== Segment start ==

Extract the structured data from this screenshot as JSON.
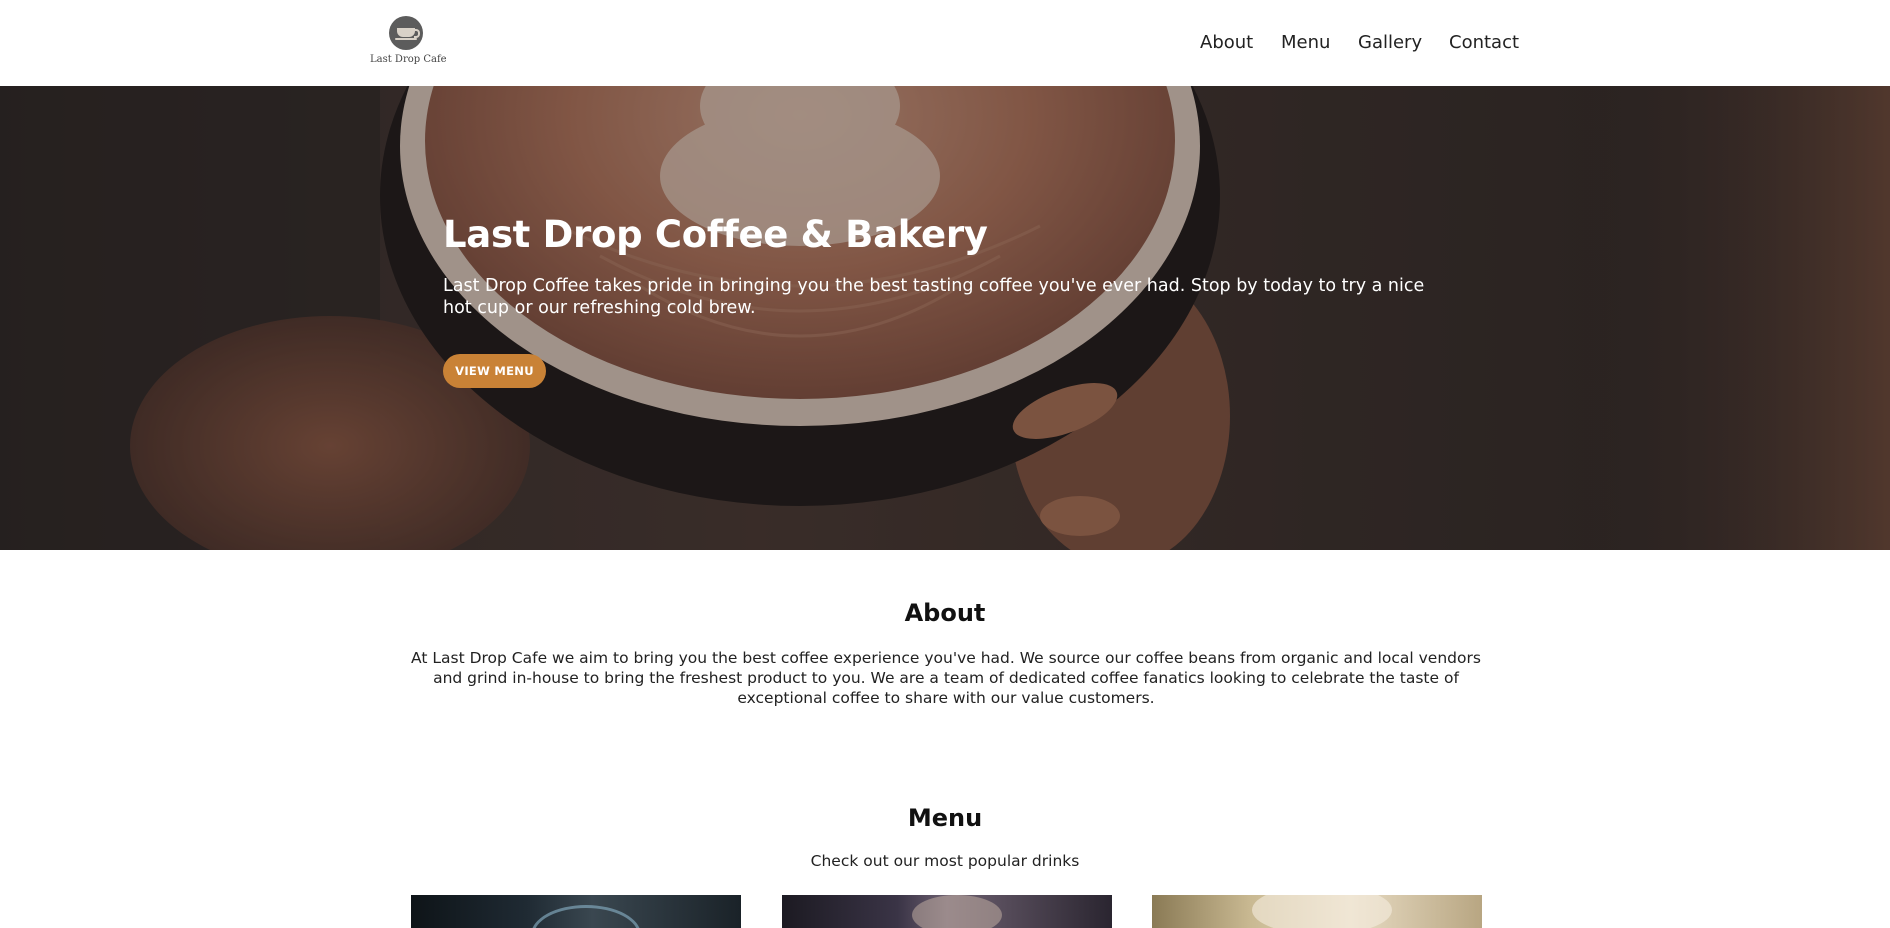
{
  "header": {
    "logo_text": "Last Drop Cafe",
    "logo_icon": "coffee-cup-icon",
    "nav": [
      "About",
      "Menu",
      "Gallery",
      "Contact"
    ]
  },
  "hero": {
    "title": "Last Drop Coffee & Bakery",
    "text": "Last Drop Coffee takes pride in bringing you the best tasting coffee you've ever had. Stop by today to try a nice hot cup or our refreshing cold brew.",
    "button": "VIEW MENU"
  },
  "about": {
    "title": "About",
    "text": "At Last Drop Cafe we aim to bring you the best coffee experience you've had. We source our coffee beans from organic and local vendors and grind in-house to bring the freshest product to you. We are a team of dedicated coffee fanatics looking to celebrate the taste of exceptional coffee to share with our value customers."
  },
  "menu": {
    "title": "Menu",
    "subtitle": "Check out our most popular drinks"
  },
  "colors": {
    "accent": "#c98236",
    "text": "#222222",
    "hero_overlay": "#3a302c"
  }
}
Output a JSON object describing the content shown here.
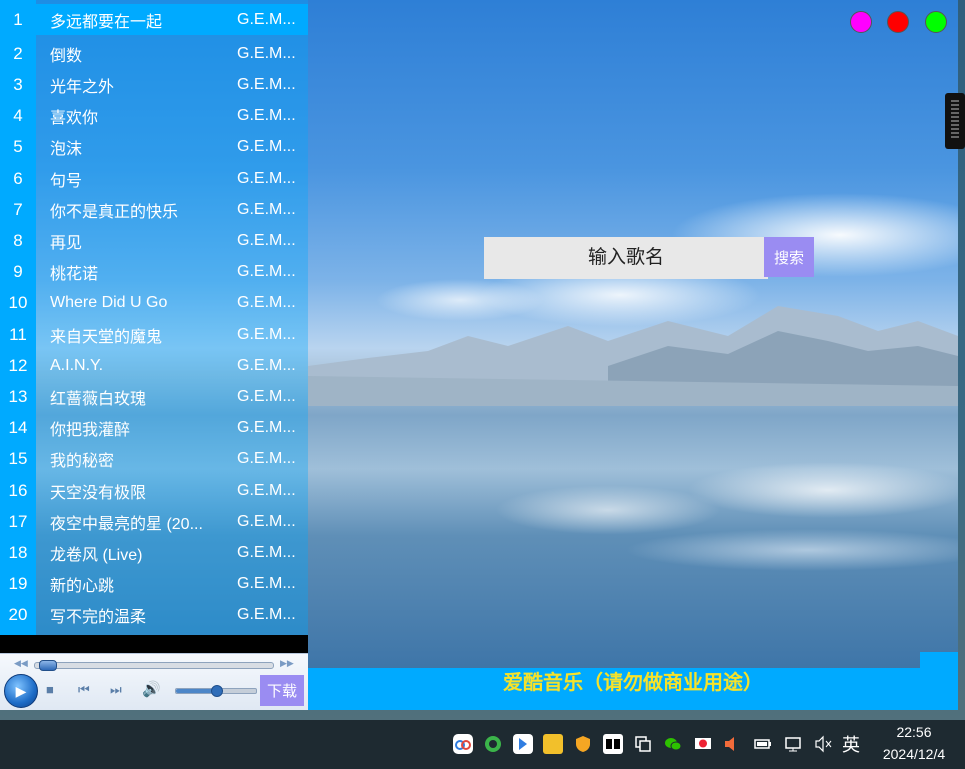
{
  "playlist": {
    "songs": [
      {
        "idx": "1",
        "title": "多远都要在一起",
        "artist": "G.E.M..."
      },
      {
        "idx": "2",
        "title": "倒数",
        "artist": "G.E.M..."
      },
      {
        "idx": "3",
        "title": "光年之外",
        "artist": "G.E.M..."
      },
      {
        "idx": "4",
        "title": "喜欢你",
        "artist": "G.E.M..."
      },
      {
        "idx": "5",
        "title": "泡沫",
        "artist": "G.E.M..."
      },
      {
        "idx": "6",
        "title": "句号",
        "artist": "G.E.M..."
      },
      {
        "idx": "7",
        "title": "你不是真正的快乐",
        "artist": "G.E.M..."
      },
      {
        "idx": "8",
        "title": "再见",
        "artist": "G.E.M..."
      },
      {
        "idx": "9",
        "title": "桃花诺",
        "artist": "G.E.M..."
      },
      {
        "idx": "10",
        "title": "Where Did U Go",
        "artist": "G.E.M..."
      },
      {
        "idx": "11",
        "title": "来自天堂的魔鬼",
        "artist": "G.E.M..."
      },
      {
        "idx": "12",
        "title": "A.I.N.Y.",
        "artist": "G.E.M..."
      },
      {
        "idx": "13",
        "title": "红蔷薇白玫瑰",
        "artist": "G.E.M..."
      },
      {
        "idx": "14",
        "title": "你把我灌醉",
        "artist": "G.E.M..."
      },
      {
        "idx": "15",
        "title": "我的秘密",
        "artist": "G.E.M..."
      },
      {
        "idx": "16",
        "title": "天空没有极限",
        "artist": "G.E.M..."
      },
      {
        "idx": "17",
        "title": "夜空中最亮的星 (20...",
        "artist": "G.E.M..."
      },
      {
        "idx": "18",
        "title": "龙卷风 (Live)",
        "artist": "G.E.M..."
      },
      {
        "idx": "19",
        "title": "新的心跳",
        "artist": "G.E.M..."
      },
      {
        "idx": "20",
        "title": "写不完的温柔",
        "artist": "G.E.M..."
      }
    ],
    "active_index": 0
  },
  "player": {
    "progress": 0.02,
    "volume": 0.5,
    "download_label": "下载",
    "icons": {
      "play": "play-icon",
      "stop": "stop-icon",
      "prev": "previous-icon",
      "next": "next-icon",
      "volume": "volume-icon",
      "seek_back": "rewind-icon",
      "seek_forward": "fast-forward-icon"
    }
  },
  "window_controls": [
    {
      "name": "magenta-dot",
      "color": "#ff00ff"
    },
    {
      "name": "red-dot",
      "color": "#ff0000"
    },
    {
      "name": "green-dot",
      "color": "#00ff00"
    }
  ],
  "search": {
    "placeholder": "输入歌名",
    "button_label": "搜索"
  },
  "footer": {
    "text": "爱酷音乐（请勿做商业用途）"
  },
  "taskbar": {
    "ime_label": "英",
    "time": "22:56",
    "date": "2024/12/4"
  },
  "colors": {
    "accent_blue": "#00aaff",
    "button_purple": "#9a8cf2",
    "footer_text": "#f5e22a"
  }
}
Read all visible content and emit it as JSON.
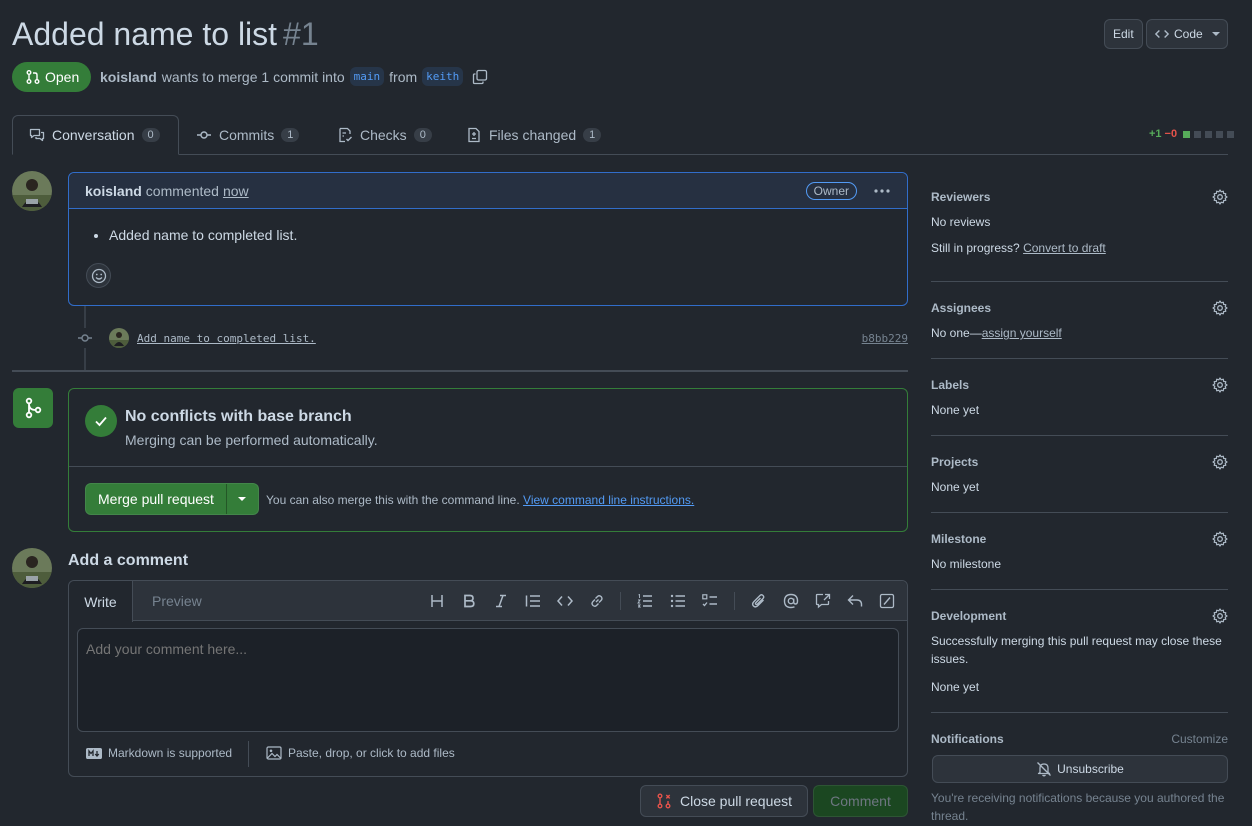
{
  "pr": {
    "title": "Added name to list",
    "number": "#1",
    "state": "Open",
    "author": "koisland",
    "merge_text": "wants to merge 1 commit into",
    "base_branch": "main",
    "from_text": "from",
    "head_branch": "keith"
  },
  "header": {
    "edit_label": "Edit",
    "code_label": "Code"
  },
  "tabs": [
    {
      "label": "Conversation",
      "count": "0"
    },
    {
      "label": "Commits",
      "count": "1"
    },
    {
      "label": "Checks",
      "count": "0"
    },
    {
      "label": "Files changed",
      "count": "1"
    }
  ],
  "diffstat": {
    "additions": "+1",
    "deletions": "−0"
  },
  "comment": {
    "author": "koisland",
    "action": "commented",
    "time": "now",
    "role": "Owner",
    "body_items": [
      "Added name to completed list."
    ]
  },
  "commit": {
    "message": "Add name to completed list.",
    "sha": "b8bb229"
  },
  "merge": {
    "title": "No conflicts with base branch",
    "subtitle": "Merging can be performed automatically.",
    "button_label": "Merge pull request",
    "hint": "You can also merge this with the command line.",
    "hint_link": "View command line instructions."
  },
  "add_comment": {
    "title": "Add a comment",
    "tab_write": "Write",
    "tab_preview": "Preview",
    "placeholder": "Add your comment here...",
    "markdown_note": "Markdown is supported",
    "attach_note": "Paste, drop, or click to add files",
    "close_button": "Close pull request",
    "comment_button": "Comment"
  },
  "sidebar": {
    "reviewers": {
      "heading": "Reviewers",
      "value": "No reviews",
      "progress_prefix": "Still in progress?",
      "progress_link": "Convert to draft"
    },
    "assignees": {
      "heading": "Assignees",
      "value_prefix": "No one—",
      "value_link": "assign yourself"
    },
    "labels": {
      "heading": "Labels",
      "value": "None yet"
    },
    "projects": {
      "heading": "Projects",
      "value": "None yet"
    },
    "milestone": {
      "heading": "Milestone",
      "value": "No milestone"
    },
    "development": {
      "heading": "Development",
      "description": "Successfully merging this pull request may close these issues.",
      "value": "None yet"
    },
    "notifications": {
      "heading": "Notifications",
      "customize": "Customize",
      "button": "Unsubscribe",
      "note": "You're receiving notifications because you authored the thread."
    }
  },
  "colors": {
    "background": "#22272e",
    "accent_green": "#347d39",
    "accent_blue": "#316dca",
    "danger": "#e5534b"
  }
}
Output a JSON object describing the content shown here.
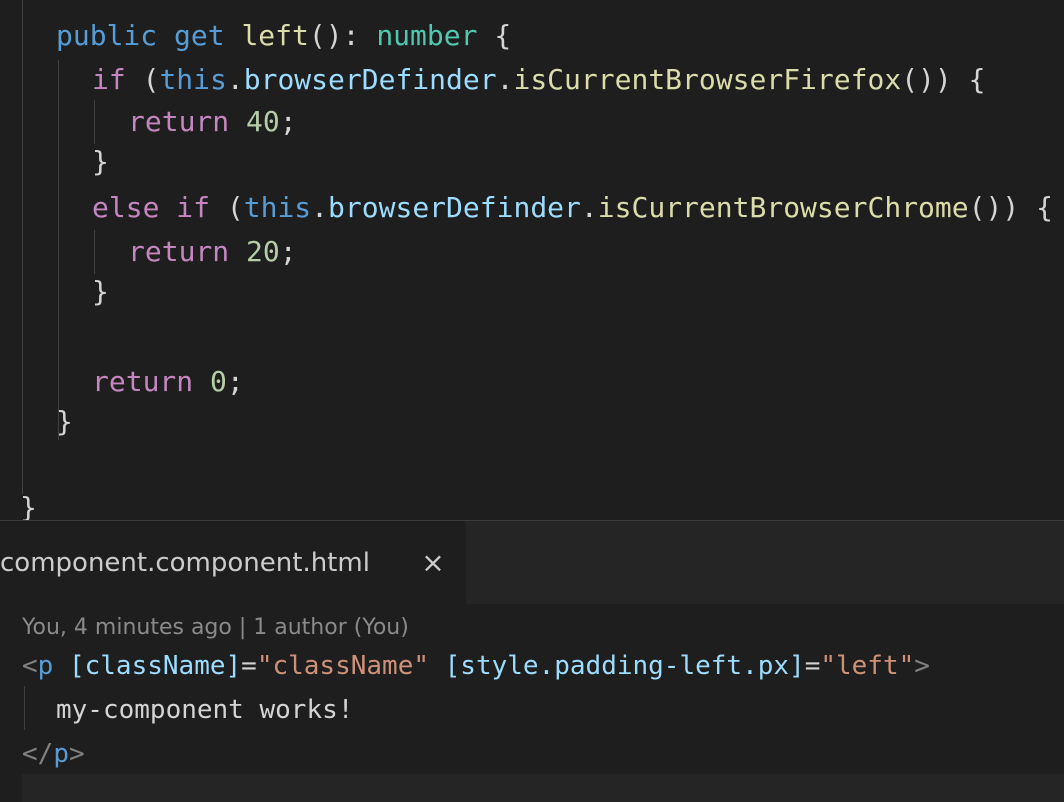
{
  "code": {
    "line1": {
      "kw1": "public",
      "kw2": "get",
      "name": "left",
      "punc": "(): ",
      "type": "number",
      "brace": " {"
    },
    "line2": {
      "ctl": "if",
      "open": " (",
      "this": "this",
      "dot1": ".",
      "prop": "browserDefinder",
      "dot2": ".",
      "fn": "isCurrentBrowserFirefox",
      "close": "()) {"
    },
    "line3": {
      "ctl": "return",
      "num": " 40",
      "semi": ";"
    },
    "line4": {
      "brace": "}"
    },
    "line5": {
      "ctl1": "else",
      "ctl2": " if",
      "open": " (",
      "this": "this",
      "dot1": ".",
      "prop": "browserDefinder",
      "dot2": ".",
      "fn": "isCurrentBrowserChrome",
      "close": "()) {"
    },
    "line6": {
      "ctl": "return",
      "num": " 20",
      "semi": ";"
    },
    "line7": {
      "brace": "}"
    },
    "line9": {
      "ctl": "return",
      "num": " 0",
      "semi": ";"
    },
    "line10": {
      "brace": "}"
    },
    "line12": {
      "brace": "}"
    }
  },
  "tab": {
    "label": "component.component.html",
    "close": "×"
  },
  "blame": "You, 4 minutes ago | 1 author (You)",
  "html": {
    "open_lt": "<",
    "tag_p": "p",
    "attr1": "[className]",
    "eq": "=",
    "val1": "\"className\"",
    "attr2": "[style.padding-left.px]",
    "val2": "\"left\"",
    "gt": ">",
    "text": "my-component works!",
    "close_lt": "</",
    "close_tag": "p",
    "close_gt": ">"
  }
}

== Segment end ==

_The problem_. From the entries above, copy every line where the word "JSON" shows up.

_Result of this exercise_.
Extract the structured data from this screenshot as JSON.
Output a JSON object describing the content shown here.
Read all visible content and emit it as JSON.
Output a JSON object describing the content shown here.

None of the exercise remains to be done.